He isn’t particularly ‘big’ even now. He’s still a short guy though yeah, he has put on a few pounds. As for being ‘big’ in the biz, well that’s what happens when you’re behind a couple of big ass film franchises like Star Wars and Indiana Jones. You get the cash, jack! So, no, at the time I had no idea George would wind up with several billion dollars in his pocket. I’ve never been clairvoyant.
Did you think during the making of Star Wars that this movie was going to become a success? And what did you think or feel when you first heard that Star Wars was becoming the highest grossing movie ever?
Unlike many of my fellow actors on Star Wars I was a big Sci-Fi fan at the time. I saw what George was doing and got right into it. The texture of the film was spot on and I was utterly confident it would be a success. Now, that is not to say I knew how big a success that would be. Like I said, I’m not clairvoyant. And by the way, neither is George Lucas. Believe me, he was as surprised as anyone with the success the film received. I only wish that he had set aside say, half of one percent of his gross of the films in some kind of a trust fund for the actors as a thank you. See, actors do fantasy too…
Over the years you have attended various conventions where you had the chance to meet the fans. What do you think of these events and how is it to meet all those fans who want you to sign photos, posters etcetera?
Perhaps the greatest reward from doing Star Wars has been the conventions and the fans I’ve met at them. They are some of the nicest, if strangest, people I have had the pleasure to meet. As for signing the photos, hey, it’s not exactly hard, is it? Mind you, the joined up writing was a little tricky to master at first……
Looking back at A New Hope and the whole Star Wars phenomena you have experienced: what are your thoughts and feelings?
The feelings are of satisfaction. That a film made thirty odd years ago can still work for an audience like this one does is quite remarkable, perhaps unprecedented. Of course it’s terrifying to watch yourself at more than half your current age, when you had hair on your head and your bones didn’t creak when you moved. That part is pretty weird.

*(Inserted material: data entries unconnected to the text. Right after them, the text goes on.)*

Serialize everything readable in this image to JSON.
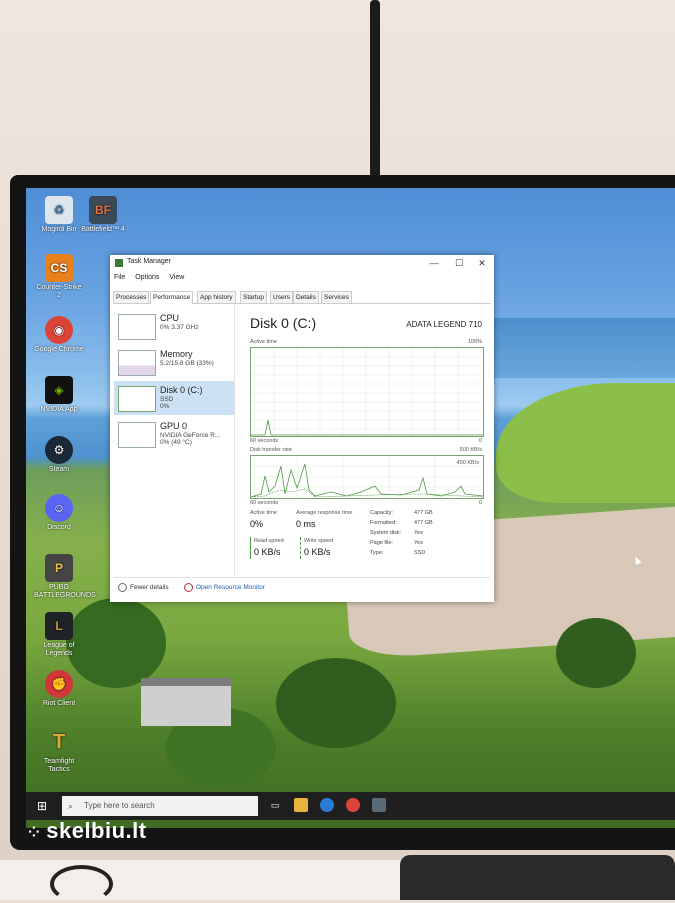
{
  "desktop": {
    "icons": [
      {
        "label": "Mogirdi Bin",
        "icon": "recycle-bin-icon",
        "color": "#dde6ee"
      },
      {
        "label": "Battlefield™ 4",
        "icon": "battlefield-icon",
        "color": "#3a4a5a"
      },
      {
        "label": "Counter-Strike 2",
        "icon": "counter-strike-icon",
        "color": "#e8801c"
      },
      {
        "label": "Google Chrome",
        "icon": "chrome-icon",
        "color": "#db4437"
      },
      {
        "label": "NVIDIA App",
        "icon": "nvidia-icon",
        "color": "#76b900"
      },
      {
        "label": "Steam",
        "icon": "steam-icon",
        "color": "#1b2838"
      },
      {
        "label": "Discord",
        "icon": "discord-icon",
        "color": "#5865f2"
      },
      {
        "label": "PUBG BATTLEGROUNDS",
        "icon": "pubg-icon",
        "color": "#444444"
      },
      {
        "label": "League of Legends",
        "icon": "league-icon",
        "color": "#1e2328"
      },
      {
        "label": "Riot Client",
        "icon": "riot-icon",
        "color": "#d13639"
      },
      {
        "label": "Teamfight Tactics",
        "icon": "tft-icon",
        "color": "#c89b3c"
      }
    ]
  },
  "taskbar": {
    "search_placeholder": "Type here to search",
    "start_glyph": "⊞",
    "search_glyph": "⌕"
  },
  "watermark": {
    "text": "skelbiu.lt",
    "dots": "⁘"
  },
  "taskmanager": {
    "title": "Task Manager",
    "controls": {
      "minimize": "—",
      "maximize": "☐",
      "close": "✕"
    },
    "menu": [
      "File",
      "Options",
      "View"
    ],
    "tabs": [
      "Processes",
      "Performance",
      "App history",
      "Startup",
      "Users",
      "Details",
      "Services"
    ],
    "active_tab": "Performance",
    "left_items": [
      {
        "name": "CPU",
        "sub1": "0% 3.37 GHz",
        "sub2": ""
      },
      {
        "name": "Memory",
        "sub1": "5.2/15.8 GB (33%)",
        "sub2": ""
      },
      {
        "name": "Disk 0 (C:)",
        "sub1": "SSD",
        "sub2": "0%"
      },
      {
        "name": "GPU 0",
        "sub1": "NVIDIA GeForce R...",
        "sub2": "0% (49 °C)"
      }
    ],
    "selected_index": 2,
    "detail": {
      "title": "Disk 0 (C:)",
      "model": "ADATA LEGEND 710",
      "graph1": {
        "label": "Active time",
        "max": "100%",
        "xlabel": "60 seconds",
        "xmin": "0"
      },
      "graph2": {
        "label": "Disk transfer rate",
        "max": "500 KB/s",
        "inner": "450 KB/s",
        "xlabel": "60 seconds",
        "xmin": "0"
      },
      "active_time_label": "Active time",
      "active_time": "0%",
      "avg_resp_label": "Average response time",
      "avg_resp": "0 ms",
      "read_label": "Read speed",
      "read": "0 KB/s",
      "write_label": "Write speed",
      "write": "0 KB/s",
      "props": [
        {
          "k": "Capacity:",
          "v": "477 GB"
        },
        {
          "k": "Formatted:",
          "v": "477 GB"
        },
        {
          "k": "System disk:",
          "v": "Yes"
        },
        {
          "k": "Page file:",
          "v": "Yes"
        },
        {
          "k": "Type:",
          "v": "SSD"
        }
      ]
    },
    "fewer_details": "Fewer details",
    "open_resource_monitor": "Open Resource Monitor",
    "graph_color": "#4f9a44"
  }
}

In the 80’s you were in the highly acclaimed movie (and a personal favourite of mine) Witness, that also starred Harrison Ford. What do you remember of the making of this movie?
Along with Atlantic City, Witness is the most memorable film I’ve been part of . I could write a book on it’s development and filming from being buried alive in corn to long bucolic summer evenings in the Pennsylvania countryside watching Amish buggies roll past. Witness was like a dream, Peter Weir perhaps the finest director I’ve had the pleasure to learn from. A truly remarkable life experience.

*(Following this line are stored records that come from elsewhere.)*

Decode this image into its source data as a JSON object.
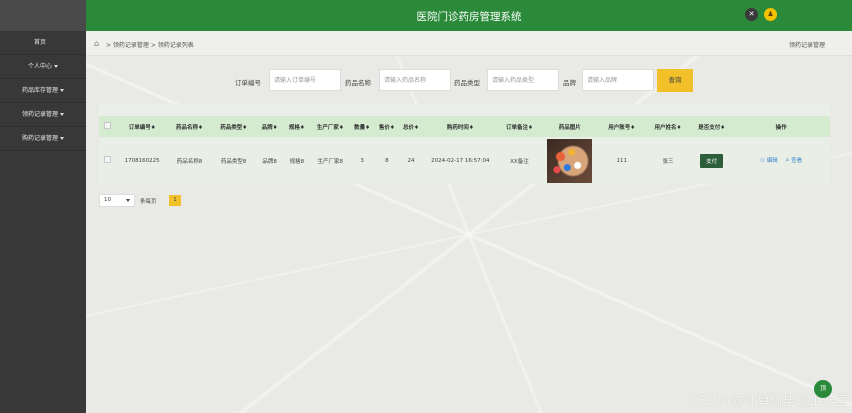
{
  "app": {
    "title": "医院门诊药房管理系统"
  },
  "sidebar": {
    "items": [
      {
        "label": "首页",
        "caret": false
      },
      {
        "label": "个人中心",
        "caret": true
      },
      {
        "label": "药品库存管理",
        "caret": true
      },
      {
        "label": "领药记录管理",
        "caret": true
      },
      {
        "label": "购药记录管理",
        "caret": true
      }
    ]
  },
  "breadcrumb": {
    "path": "> 领药记录管理 > 领药记录列表",
    "right": "领药记录管理"
  },
  "search": {
    "fields": [
      {
        "label": "订单编号",
        "placeholder": "请输入订单编号"
      },
      {
        "label": "药品名称",
        "placeholder": "请输入药品名称"
      },
      {
        "label": "药品类型",
        "placeholder": "请输入药品类型"
      },
      {
        "label": "品牌",
        "placeholder": "请输入品牌"
      }
    ],
    "button": "查询"
  },
  "table": {
    "headers": [
      "订单编号♦",
      "药品名称♦",
      "药品类型♦",
      "品牌♦",
      "规格♦",
      "生产厂家♦",
      "数量♦",
      "售价♦",
      "总价♦",
      "购药时间♦",
      "订单备注♦",
      "药品图片",
      "用户账号♦",
      "用户姓名♦",
      "是否支付♦",
      "操作"
    ],
    "rows": [
      {
        "order_no": "1708160225",
        "drug_name": "药品名称8",
        "drug_type": "药品类型8",
        "brand": "品牌8",
        "spec": "规格8",
        "maker": "生产厂家8",
        "qty": "3",
        "price": "8",
        "total": "24",
        "time": "2024-02-17 16:57:04",
        "note": "XX备注",
        "account": "111",
        "user_name": "张三",
        "pay": "支付",
        "op_edit": "编辑",
        "op_view": "查看"
      }
    ]
  },
  "pager": {
    "size": "10",
    "label": "条每页",
    "page": "1"
  },
  "watermark": "CSDN @计算机毕设工作室",
  "fab": "顶",
  "colors": {
    "header": "#2b8a3a",
    "sidebar": "#383838",
    "accent": "#f2c029"
  }
}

Other well known and popular movies you were in are Hellboy, Force Ten from Navarone, Superman II and Stanley Kubrick’s Eyes Wide Shut. Which movie or part are you most proud of?
It’s not the movies as much as the directors I’ve been fortunate to work with. Peter Weir on Witness, Louis Malle on Atlantic City, Guillermo Del Torro on Hellboy, Michael Apted on Enigma, Norman Jewison on Rollerball, Stanley Kubrick on Eyes Wide Shut, Costa Gavras on Amen and many others. The satisfaction of doing a film that works, no matter how big a hit it becomes is it’s own reward.

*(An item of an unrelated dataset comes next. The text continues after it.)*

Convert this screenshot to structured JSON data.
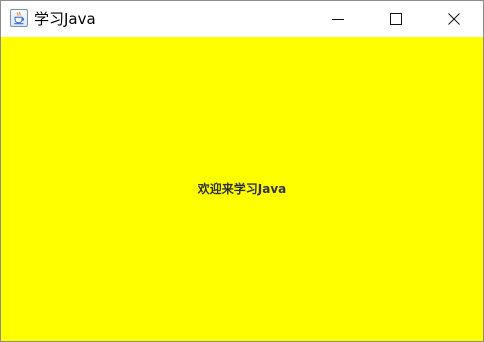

Looking at the future: what are your upcoming projects and what would be your dream project?
My next project will be the one someone pays me cash money to do. I’m a hired gun, I need to work in order to live, to pay the bills and buy wine. My dream project is one suffused with imagination and creative verve. I love taking risks with my work which is why I do crazy short films every now and then. No money but risky and fun to do. With pictures you never know what is going to work and what isn’t.
Is there anything you want to say to the readers? Here is your chance!
I doubt there are any words of wisdom or intelligence I can pass on to Star Wars fans other than ‘beware the Dark Side’. Go well my friends.